* [PROBLEM TO SOLVE]: Search the data for "UPDOWN" and copy every matching line.

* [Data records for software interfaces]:
== Segment start ==
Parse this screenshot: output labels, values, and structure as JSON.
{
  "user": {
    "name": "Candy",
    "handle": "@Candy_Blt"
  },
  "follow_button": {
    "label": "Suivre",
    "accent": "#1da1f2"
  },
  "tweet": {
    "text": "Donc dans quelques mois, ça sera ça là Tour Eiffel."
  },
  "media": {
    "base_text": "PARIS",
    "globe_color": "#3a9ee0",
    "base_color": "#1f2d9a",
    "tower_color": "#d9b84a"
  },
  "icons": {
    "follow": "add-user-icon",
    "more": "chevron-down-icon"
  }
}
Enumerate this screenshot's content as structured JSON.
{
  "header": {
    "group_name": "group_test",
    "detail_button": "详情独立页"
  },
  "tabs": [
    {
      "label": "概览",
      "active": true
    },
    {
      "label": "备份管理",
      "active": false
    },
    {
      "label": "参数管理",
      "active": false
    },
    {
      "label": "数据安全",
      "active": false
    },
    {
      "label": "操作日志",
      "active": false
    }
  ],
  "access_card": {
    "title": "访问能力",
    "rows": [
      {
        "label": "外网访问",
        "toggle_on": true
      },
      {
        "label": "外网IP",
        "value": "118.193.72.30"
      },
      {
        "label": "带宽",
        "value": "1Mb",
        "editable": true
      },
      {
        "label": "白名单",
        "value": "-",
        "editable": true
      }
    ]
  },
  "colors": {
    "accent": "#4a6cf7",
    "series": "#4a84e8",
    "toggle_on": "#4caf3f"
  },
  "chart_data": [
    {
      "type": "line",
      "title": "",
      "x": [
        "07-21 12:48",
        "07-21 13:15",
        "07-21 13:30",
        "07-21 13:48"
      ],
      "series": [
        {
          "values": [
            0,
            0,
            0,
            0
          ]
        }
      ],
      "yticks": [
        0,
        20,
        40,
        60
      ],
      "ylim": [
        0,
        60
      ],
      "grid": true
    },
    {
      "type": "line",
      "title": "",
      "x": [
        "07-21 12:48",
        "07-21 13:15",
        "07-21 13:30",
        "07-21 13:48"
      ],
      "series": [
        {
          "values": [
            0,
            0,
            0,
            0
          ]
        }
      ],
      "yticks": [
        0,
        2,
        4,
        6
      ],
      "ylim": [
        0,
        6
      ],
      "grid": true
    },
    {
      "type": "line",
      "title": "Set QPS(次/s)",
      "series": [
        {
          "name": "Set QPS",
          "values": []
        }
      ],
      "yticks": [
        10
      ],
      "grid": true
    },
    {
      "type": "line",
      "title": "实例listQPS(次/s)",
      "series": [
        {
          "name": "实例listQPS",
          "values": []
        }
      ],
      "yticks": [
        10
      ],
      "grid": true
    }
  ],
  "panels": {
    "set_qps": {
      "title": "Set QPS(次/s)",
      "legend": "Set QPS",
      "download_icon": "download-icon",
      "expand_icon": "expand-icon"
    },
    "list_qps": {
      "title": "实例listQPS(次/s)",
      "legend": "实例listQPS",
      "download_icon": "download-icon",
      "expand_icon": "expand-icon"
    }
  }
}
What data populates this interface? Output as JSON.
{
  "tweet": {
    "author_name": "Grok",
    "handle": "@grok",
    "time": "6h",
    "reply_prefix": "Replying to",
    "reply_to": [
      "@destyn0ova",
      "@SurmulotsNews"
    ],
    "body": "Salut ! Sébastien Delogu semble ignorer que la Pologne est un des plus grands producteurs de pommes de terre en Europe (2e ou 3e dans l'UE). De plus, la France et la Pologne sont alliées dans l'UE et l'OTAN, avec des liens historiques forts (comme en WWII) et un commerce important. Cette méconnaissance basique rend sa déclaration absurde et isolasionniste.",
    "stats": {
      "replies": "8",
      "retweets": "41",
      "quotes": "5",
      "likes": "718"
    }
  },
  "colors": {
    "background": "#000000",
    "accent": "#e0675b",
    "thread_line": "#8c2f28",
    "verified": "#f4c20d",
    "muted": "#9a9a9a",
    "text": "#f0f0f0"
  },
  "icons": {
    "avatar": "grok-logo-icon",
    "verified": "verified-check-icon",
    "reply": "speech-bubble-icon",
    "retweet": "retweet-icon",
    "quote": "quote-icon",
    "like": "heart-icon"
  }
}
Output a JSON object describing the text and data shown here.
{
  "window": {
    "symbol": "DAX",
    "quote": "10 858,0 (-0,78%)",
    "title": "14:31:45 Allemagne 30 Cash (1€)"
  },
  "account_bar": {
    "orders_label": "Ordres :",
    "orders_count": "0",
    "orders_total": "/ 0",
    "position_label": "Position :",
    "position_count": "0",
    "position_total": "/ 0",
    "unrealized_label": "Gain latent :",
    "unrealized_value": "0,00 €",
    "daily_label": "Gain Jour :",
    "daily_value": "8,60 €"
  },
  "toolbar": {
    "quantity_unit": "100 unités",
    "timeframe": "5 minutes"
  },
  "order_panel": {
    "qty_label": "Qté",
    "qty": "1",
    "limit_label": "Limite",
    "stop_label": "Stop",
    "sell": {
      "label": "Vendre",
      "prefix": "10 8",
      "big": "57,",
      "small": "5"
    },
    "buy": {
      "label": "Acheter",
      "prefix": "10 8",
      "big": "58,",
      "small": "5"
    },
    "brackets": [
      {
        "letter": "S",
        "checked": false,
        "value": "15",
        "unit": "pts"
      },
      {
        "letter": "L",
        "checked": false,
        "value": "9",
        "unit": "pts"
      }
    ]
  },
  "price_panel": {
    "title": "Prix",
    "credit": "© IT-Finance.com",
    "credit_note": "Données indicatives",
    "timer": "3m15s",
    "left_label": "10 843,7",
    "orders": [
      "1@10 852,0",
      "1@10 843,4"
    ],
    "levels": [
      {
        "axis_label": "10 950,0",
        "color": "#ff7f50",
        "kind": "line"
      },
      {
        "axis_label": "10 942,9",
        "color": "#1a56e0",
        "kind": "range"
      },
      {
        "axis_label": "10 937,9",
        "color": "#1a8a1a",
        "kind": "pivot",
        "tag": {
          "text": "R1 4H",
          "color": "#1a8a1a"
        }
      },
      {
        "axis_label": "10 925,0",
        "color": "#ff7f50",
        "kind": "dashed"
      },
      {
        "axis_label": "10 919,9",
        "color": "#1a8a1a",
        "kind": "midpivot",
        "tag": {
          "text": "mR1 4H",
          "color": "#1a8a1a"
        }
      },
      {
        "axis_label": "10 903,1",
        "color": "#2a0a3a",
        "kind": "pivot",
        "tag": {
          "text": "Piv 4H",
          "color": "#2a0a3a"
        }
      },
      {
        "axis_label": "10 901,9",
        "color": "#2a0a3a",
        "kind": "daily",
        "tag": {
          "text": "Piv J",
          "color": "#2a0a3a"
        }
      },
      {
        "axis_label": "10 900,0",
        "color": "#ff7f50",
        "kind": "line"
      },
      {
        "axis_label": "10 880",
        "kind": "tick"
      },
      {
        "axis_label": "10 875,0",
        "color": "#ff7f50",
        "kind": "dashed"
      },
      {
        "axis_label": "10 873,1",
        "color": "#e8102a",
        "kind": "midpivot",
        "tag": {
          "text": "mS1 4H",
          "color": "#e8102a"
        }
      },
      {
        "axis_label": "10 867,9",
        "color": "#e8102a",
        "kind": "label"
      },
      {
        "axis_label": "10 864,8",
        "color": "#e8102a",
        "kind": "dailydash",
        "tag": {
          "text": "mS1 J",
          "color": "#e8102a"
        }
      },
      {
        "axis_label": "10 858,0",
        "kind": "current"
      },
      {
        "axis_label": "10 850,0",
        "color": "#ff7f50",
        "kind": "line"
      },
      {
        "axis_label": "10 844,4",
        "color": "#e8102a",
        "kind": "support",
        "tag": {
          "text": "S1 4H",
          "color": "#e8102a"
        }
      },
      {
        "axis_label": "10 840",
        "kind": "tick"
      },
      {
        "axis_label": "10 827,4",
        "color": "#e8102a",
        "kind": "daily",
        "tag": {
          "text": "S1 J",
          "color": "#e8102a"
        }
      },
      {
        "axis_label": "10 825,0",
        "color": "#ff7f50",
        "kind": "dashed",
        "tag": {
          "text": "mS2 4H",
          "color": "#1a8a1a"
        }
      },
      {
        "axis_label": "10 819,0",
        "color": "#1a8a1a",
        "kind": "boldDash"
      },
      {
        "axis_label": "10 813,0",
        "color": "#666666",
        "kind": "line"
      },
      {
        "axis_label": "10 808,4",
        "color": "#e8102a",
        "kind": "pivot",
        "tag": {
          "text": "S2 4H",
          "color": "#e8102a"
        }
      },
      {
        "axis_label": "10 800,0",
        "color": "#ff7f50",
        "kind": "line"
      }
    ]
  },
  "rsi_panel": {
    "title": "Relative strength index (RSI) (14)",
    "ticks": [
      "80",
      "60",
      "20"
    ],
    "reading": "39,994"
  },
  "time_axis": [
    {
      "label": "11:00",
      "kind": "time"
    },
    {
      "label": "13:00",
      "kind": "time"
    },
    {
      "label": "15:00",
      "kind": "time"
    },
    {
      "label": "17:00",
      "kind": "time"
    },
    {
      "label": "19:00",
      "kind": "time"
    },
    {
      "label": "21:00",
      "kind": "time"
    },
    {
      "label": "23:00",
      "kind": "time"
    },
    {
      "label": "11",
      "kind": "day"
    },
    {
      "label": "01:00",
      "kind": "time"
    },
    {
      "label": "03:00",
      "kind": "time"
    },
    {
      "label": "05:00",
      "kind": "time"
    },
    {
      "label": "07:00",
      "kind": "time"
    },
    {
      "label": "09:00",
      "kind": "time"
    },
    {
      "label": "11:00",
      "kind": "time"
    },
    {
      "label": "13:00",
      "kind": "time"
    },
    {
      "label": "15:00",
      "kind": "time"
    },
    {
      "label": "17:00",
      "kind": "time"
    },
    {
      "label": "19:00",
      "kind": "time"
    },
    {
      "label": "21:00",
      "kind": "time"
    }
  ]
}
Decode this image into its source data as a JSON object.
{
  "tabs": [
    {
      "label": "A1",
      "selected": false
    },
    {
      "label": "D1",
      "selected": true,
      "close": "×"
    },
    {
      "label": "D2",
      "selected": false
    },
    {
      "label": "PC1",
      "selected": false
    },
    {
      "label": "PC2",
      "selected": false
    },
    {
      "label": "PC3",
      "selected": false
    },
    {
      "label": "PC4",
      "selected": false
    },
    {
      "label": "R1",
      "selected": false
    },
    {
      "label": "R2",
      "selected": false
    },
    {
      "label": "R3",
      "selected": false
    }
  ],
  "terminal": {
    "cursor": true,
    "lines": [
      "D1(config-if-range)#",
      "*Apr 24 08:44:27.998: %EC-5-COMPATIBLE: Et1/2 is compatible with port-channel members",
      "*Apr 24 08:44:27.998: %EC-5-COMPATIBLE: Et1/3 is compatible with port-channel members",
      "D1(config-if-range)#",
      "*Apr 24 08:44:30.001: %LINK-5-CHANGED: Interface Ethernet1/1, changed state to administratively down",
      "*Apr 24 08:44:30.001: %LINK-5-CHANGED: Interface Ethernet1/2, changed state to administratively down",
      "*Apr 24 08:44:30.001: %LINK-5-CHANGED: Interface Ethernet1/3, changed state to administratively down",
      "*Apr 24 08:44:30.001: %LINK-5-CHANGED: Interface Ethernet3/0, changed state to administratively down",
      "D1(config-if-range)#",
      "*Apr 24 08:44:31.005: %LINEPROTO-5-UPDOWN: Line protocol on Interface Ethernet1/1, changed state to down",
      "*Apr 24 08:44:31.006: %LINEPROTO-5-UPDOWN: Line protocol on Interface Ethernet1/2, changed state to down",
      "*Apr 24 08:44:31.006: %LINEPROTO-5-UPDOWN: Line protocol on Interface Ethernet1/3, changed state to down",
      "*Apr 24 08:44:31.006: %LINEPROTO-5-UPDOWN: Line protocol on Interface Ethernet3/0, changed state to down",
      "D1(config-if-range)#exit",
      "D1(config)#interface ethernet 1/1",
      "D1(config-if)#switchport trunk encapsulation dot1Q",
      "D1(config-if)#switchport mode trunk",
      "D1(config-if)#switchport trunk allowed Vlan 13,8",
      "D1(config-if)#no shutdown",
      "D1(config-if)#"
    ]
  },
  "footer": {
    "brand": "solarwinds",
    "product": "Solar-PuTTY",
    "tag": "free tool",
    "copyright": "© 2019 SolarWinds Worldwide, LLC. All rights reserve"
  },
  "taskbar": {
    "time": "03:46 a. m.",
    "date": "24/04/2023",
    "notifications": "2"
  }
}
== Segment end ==
* [EXERCISE ANSWER]:
      "*Apr 24 08:44:31.005: %LINEPROTO-5-UPDOWN: Line protocol on Interface Ethernet1/1, changed state to down",
      "*Apr 24 08:44:31.006: %LINEPROTO-5-UPDOWN: Line protocol on Interface Ethernet1/2, changed state to down",
      "*Apr 24 08:44:31.006: %LINEPROTO-5-UPDOWN: Line protocol on Interface Ethernet1/3, changed state to down",
      "*Apr 24 08:44:31.006: %LINEPROTO-5-UPDOWN: Line protocol on Interface Ethernet3/0, changed state to down",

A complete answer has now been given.